(1) We are focusing on building a culture of lifelong learning within the organization. While it’s important to build target reskilling programs, we have realize the only way to create sustainable change, the mindset has to shift. So we are investing in the technology needed to making learning accessible to everyone and democratizing it by removing “entry criteria”. We have even re-defined leadership at Unilever to focus as much on our “inner game” as we do on our outer game, to drive the importance of the right mindset and the willingness to learn, relearn and unlearn as a hallmark of a good leader.
(2) We are injecting purpose into talent management because we believe that purpose unlocks capacity and capability. When you have purpose in what you do, you are more likely to go the extra mile and you are more likely to learn something new. People with purpose thrive just as brands with purpose outperform. More than 30,000 employees have gone through our purpose workshops.
(3) We are working to reimagine the employee lifecycle by thinking through new and flexible employment models that allow us to reskill and redeploy our workforce in different ways. We want to generate employability in our ecosystem that goes beyond our inner core of employees that are on the payroll. This allows both our business leaders to tap into the wider talent ecosystem to access the right skills while ensuring that our own employees have the ability to work more flexibly even through job disruption, without worrying about income and stability.


(Giles Sibbald) #54

Good question. I’d say a combination of those. Clearly businesses need to see the economic benefit, the business case if you will. Wrapped up in this is brand management, risk management etc. The higher level picture is that if the social chasm is allowed to widen, the economic outlook is pretty gloomy. So it’s in companies’ best long term interests so build in equality as a business force.


(Kitrhona Cerri) #55

Totally agree Giles! Have you done anything in UBS to actively encourage this engagement, or do you find it self-driven by employees?


(Charles Tsai) #56

What systemic change in education are you supporting in Asia specifically?


(Harsha Jalihal) #57

It requires public-private partnerships with government, academia and businesses coming together to define what is needed and how do we make it happen. It will require investment from all three sets of stakeholders. The World Economic Forum is focusing on this in a big way and offering a platform where such stakeholders can come together and commit to the change.


(Euan Wilmshurst) #58

Here are my CEO’s views https://www.businessinsider.sg/ibm-ceo-ginni-rometty-talks-new-collar-jobs-at-davos-2019-1/?r=US&IR=T


(James Raynor) #59

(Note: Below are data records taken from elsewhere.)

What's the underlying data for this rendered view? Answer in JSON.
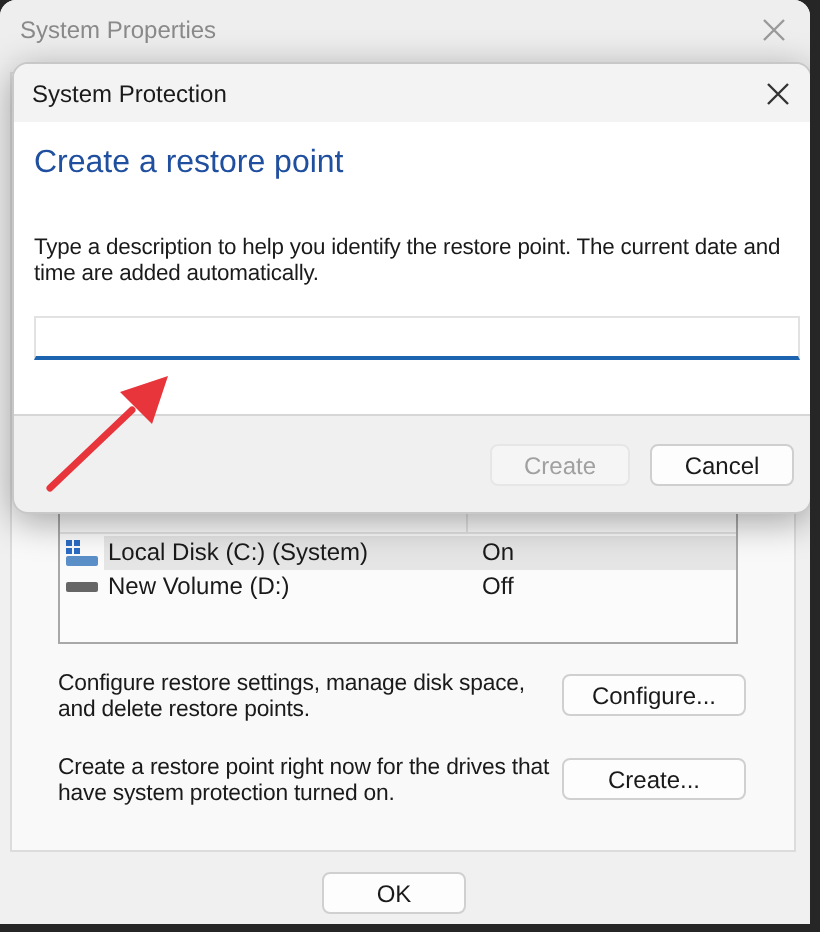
{
  "window": {
    "title": "System Properties"
  },
  "drives": {
    "rows": [
      {
        "kind": "system",
        "drive": "Local Disk (C:) (System)",
        "protection": "On",
        "selected": true
      },
      {
        "kind": "volume",
        "drive": "New Volume (D:)",
        "protection": "Off",
        "selected": false
      }
    ]
  },
  "actions": [
    {
      "description": "Configure restore settings, manage disk space, and delete restore points.",
      "button": "Configure..."
    },
    {
      "description": "Create a restore point right now for the drives that have system protection turned on.",
      "button": "Create..."
    }
  ],
  "footer_buttons": [
    "OK"
  ],
  "dialog": {
    "title": "System Protection",
    "heading": "Create a restore point",
    "description": "Type a description to help you identify the restore point. The current date and time are added automatically.",
    "buttons": [
      {
        "label": "Create",
        "disabled": true
      },
      {
        "label": "Cancel",
        "disabled": false
      }
    ]
  }
}
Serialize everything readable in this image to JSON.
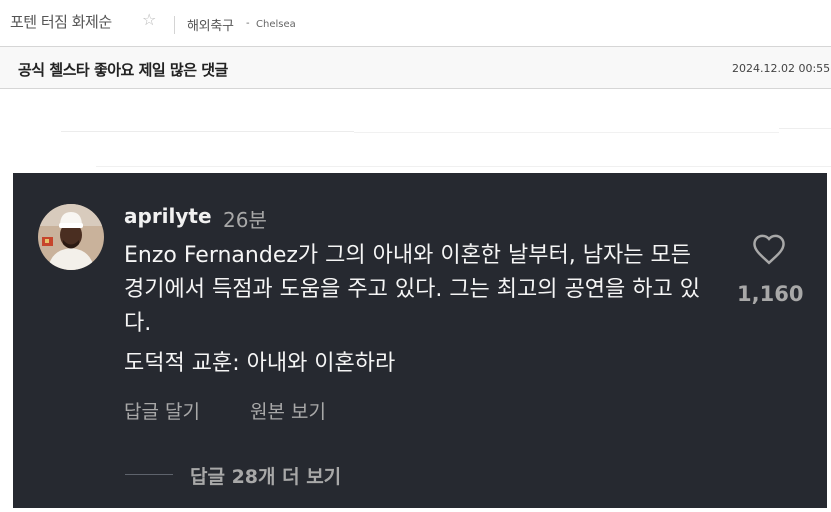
{
  "header": {
    "sort_label": "포텐 터짐 화제순",
    "star_icon": "☆",
    "board_name": "해외축구",
    "separator": "-",
    "team": "Chelsea"
  },
  "post": {
    "title": "공식 첼스타 좋아요 제일 많은 댓글",
    "date": "2024.12.02 00:55"
  },
  "comment": {
    "username": "aprilyte",
    "time_ago": "26분",
    "body": "Enzo Fernandez가 그의 아내와 이혼한 날부터, 남자는 모든 경기에서 득점과 도움을 주고 있다. 그는 최고의 공연을 하고 있다.",
    "moral": "도덕적 교훈: 아내와 이혼하라",
    "reply_label": "답글 달기",
    "original_label": "원본 보기",
    "like_icon": "heart-outline-icon",
    "like_count": "1,160",
    "view_replies": "답글 28개 더 보기"
  },
  "colors": {
    "panel_bg": "#262930",
    "text_primary": "#f5f5f5",
    "text_secondary": "#a8a8a8"
  }
}
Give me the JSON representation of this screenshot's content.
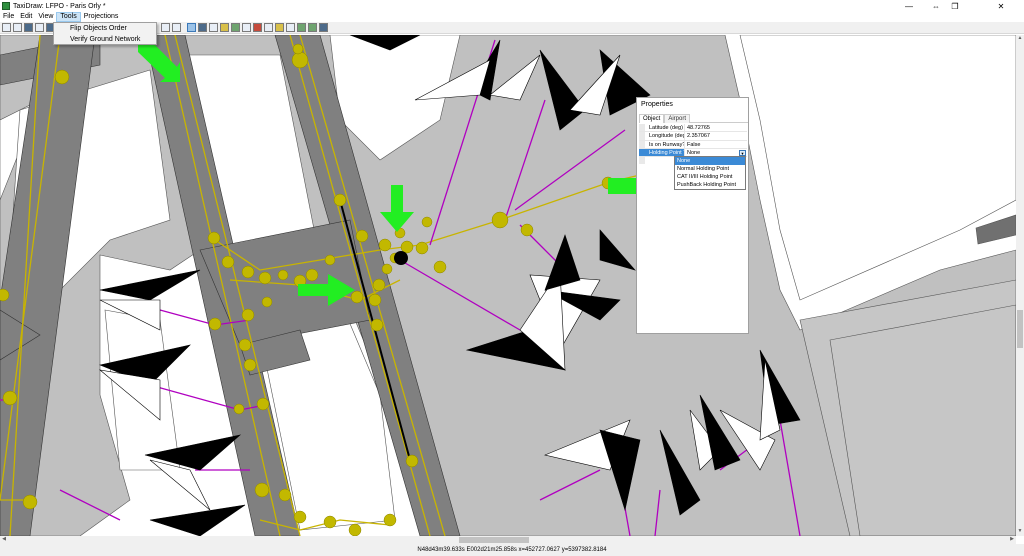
{
  "window": {
    "title": "TaxiDraw: LFPO - Paris Orly *",
    "controls": {
      "minimize": "—",
      "maximize": "❐",
      "close": "✕",
      "extra": "⇔"
    }
  },
  "menu": {
    "items": [
      "File",
      "Edit",
      "View",
      "Tools",
      "Projections"
    ],
    "active": "Tools"
  },
  "tools_menu": {
    "items": [
      "Flip Objects Order",
      "Verify Ground Network"
    ]
  },
  "properties": {
    "title": "Properties",
    "tabs": [
      "Object",
      "Airport"
    ],
    "active_tab": "Object",
    "rows": [
      {
        "key": "Latitude (deg)",
        "value": "48.72765"
      },
      {
        "key": "Longitude (deg)",
        "value": "2.357067"
      },
      {
        "key": "Is on Runway?",
        "value": "False"
      },
      {
        "key": "Holding Point Type",
        "value": "None"
      }
    ],
    "holding_point_options": [
      "None",
      "Normal Holding Point",
      "CAT II/III Holding Point",
      "PushBack Holding Point"
    ],
    "selected_option": "None"
  },
  "status": {
    "coordinates": "N48d43m39.633s E002d21m25.858s x=452727.0627 y=5397382.8184"
  },
  "colors": {
    "taxiway": "#808080",
    "apron": "#c0c0c0",
    "centerline": "#c8b400",
    "node": "#c2b800",
    "link": "#b000c0",
    "arrow": "#22ee22",
    "selection": "#3b8ad6"
  }
}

I’m not sure I agree with your statement ‘what it really means is that many, if not most, people are not able to earn sufficient or steady income through work alone.’ I think there’s a question of causation to be answered here. UBI isn’t a response to increased unemployment, it may well be a cause. And if it is a cause studies have shown that it won’t result in insufficient or unsteady income. It would may limit job opportunities but we predicted this would happen with the 2nd and 3rd revolutions and it didn’t.


(Kathryn Rowan) #60

Indeed, something we think about all the time. The world is changing so rapidly and the 4th Industrial Revolution has closed some doors, but opened up so many others for people to engage in entrepreurial, set-starting initiatives. We don’t only compete with large companies but with the allure of starting up one’s own business.